(By the way, I’ve been trying to get hold of an English translation of the text Why Texts? (« Pourquoi des textes, ou le lieu d’où j’interviens », 1973) published in Buren’s book Five Texts (1974) – if anyone’s seen a version could you leave a comment? Thanks)

2. Buren v. a new generation

If the above (the supposed proposition by Lyotard and reaction by Buren) is not a tenable position, then I’d like to look at how the critical reception of Buren’s practice has changed since the ’70’s.

It’s perhaps unfair to take a single work out of it’s context within the panorama of Buren’s oeuvre (I would obviously have to explain the arguments for why this is the case), but starting from his recent show in Oxford, I would discuss this particular piece’s functions and how it (and they) relates to his other work.

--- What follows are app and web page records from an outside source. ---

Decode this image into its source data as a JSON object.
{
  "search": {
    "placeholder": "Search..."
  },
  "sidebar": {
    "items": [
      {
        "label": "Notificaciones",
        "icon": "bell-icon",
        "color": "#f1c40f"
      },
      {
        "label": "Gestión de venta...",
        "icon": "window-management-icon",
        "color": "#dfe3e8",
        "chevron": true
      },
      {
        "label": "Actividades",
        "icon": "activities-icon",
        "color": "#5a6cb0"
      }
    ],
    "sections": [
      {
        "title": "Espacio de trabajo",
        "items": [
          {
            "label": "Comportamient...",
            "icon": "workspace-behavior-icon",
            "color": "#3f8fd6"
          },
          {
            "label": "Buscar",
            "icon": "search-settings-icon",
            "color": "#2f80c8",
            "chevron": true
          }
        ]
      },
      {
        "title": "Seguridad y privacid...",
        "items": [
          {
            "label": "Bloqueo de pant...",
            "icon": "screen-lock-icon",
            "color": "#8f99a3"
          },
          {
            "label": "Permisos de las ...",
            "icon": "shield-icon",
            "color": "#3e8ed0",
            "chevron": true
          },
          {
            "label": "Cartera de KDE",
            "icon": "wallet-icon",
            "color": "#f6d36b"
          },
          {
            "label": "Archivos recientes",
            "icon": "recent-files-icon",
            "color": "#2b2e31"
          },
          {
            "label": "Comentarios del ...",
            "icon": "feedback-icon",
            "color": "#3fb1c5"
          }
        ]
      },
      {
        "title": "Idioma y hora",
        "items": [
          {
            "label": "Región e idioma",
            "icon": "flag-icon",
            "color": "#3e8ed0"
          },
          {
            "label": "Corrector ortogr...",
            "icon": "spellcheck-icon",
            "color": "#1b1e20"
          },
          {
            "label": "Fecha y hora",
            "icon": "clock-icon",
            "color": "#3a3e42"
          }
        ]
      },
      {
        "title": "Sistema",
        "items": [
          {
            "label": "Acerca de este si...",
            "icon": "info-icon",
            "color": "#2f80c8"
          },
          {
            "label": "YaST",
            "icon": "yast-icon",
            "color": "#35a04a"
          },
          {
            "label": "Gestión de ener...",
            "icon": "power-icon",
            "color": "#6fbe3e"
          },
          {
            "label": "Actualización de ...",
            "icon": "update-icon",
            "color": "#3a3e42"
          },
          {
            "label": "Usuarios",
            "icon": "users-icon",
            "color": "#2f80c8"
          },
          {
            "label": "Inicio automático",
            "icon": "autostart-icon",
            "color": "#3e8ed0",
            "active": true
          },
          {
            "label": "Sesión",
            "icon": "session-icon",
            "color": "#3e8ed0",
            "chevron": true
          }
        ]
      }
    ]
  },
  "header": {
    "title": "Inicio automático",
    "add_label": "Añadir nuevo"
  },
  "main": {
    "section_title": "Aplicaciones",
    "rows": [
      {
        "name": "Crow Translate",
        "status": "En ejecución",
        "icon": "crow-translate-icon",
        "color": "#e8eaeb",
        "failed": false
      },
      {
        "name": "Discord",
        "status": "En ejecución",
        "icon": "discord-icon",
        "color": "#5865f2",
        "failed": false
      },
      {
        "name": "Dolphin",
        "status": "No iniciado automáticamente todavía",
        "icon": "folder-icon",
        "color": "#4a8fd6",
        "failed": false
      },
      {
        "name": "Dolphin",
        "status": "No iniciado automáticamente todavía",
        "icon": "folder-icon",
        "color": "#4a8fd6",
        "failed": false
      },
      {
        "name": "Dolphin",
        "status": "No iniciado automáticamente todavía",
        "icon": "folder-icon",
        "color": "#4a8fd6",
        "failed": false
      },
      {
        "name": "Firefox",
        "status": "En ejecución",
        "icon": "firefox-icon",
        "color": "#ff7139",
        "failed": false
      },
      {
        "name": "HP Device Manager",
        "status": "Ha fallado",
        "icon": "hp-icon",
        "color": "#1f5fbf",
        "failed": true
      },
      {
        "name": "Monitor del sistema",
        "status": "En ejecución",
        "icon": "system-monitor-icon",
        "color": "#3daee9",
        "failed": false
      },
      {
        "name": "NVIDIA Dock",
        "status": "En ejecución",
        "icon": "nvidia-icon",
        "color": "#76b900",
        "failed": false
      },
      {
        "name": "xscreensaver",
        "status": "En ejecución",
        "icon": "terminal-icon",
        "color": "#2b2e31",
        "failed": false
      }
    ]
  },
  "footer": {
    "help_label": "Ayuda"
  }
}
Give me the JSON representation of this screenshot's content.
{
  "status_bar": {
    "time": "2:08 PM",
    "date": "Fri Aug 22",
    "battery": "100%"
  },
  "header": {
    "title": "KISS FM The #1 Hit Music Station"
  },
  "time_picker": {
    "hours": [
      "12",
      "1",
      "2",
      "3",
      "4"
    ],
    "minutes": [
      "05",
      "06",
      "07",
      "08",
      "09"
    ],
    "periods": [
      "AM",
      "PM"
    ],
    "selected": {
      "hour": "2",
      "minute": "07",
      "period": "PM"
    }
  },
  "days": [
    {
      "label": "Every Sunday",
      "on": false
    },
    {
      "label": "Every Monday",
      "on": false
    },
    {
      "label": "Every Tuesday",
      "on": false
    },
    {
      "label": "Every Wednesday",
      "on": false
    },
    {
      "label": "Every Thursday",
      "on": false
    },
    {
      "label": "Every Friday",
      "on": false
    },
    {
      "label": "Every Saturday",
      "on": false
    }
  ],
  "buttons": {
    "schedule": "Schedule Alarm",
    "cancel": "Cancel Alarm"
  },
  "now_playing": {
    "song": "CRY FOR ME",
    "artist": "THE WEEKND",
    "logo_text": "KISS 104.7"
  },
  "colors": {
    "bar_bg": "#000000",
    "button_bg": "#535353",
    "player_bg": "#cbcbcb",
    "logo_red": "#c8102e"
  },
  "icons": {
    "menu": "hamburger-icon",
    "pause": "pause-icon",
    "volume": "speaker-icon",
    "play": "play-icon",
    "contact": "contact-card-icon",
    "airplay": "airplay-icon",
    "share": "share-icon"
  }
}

But I would also look at how his work has fared with respect to the work of younger artists and their engagement with institutions (I’m thinking in particular of Olafur Eliasson as he has discussed the state of Institutional Critique with Buren). It might be interesting to investigate the notion of the museum and work of art as a social/public space, using Frazer Ward’s The Haunted Museum: Institutional Critique and Publicity5 as a point of departure.

I await Jean-Paul’s response.

  1. BUREN, Daniel (1975). Function of Architecture: Notes on work in connection with the places where it is installed. Taken between 1967 and 1975. Some of which are specially summarized here for the September/October 1975 edition of Studio International. Studio International, no. (Sep–Oct). pp. 124–125.
  2. LYOTARD, Jean-François (1979). Preliminary Notes on the Pragmatic of Works: Daniel Buren. October vol. 10 (Autumn). pp. 59–67.
  3. LYOTARD, Jean-François (1981). The Works and Writings of Daniel Buren: An Introduction to the Philosophy of Contemporary Art. Artforum International no. 19 (February). pp. 56–64.
  4. BUREN, Daniel (1982). Why Write? Art Journal, vol. 42, no. 2 (Summer). pp.108–109.
  5. WARD, Frazer (1995). The Haunted Museum: Institutional Critique and Publicity. October vol. 73 (Summer). pp. 71–89.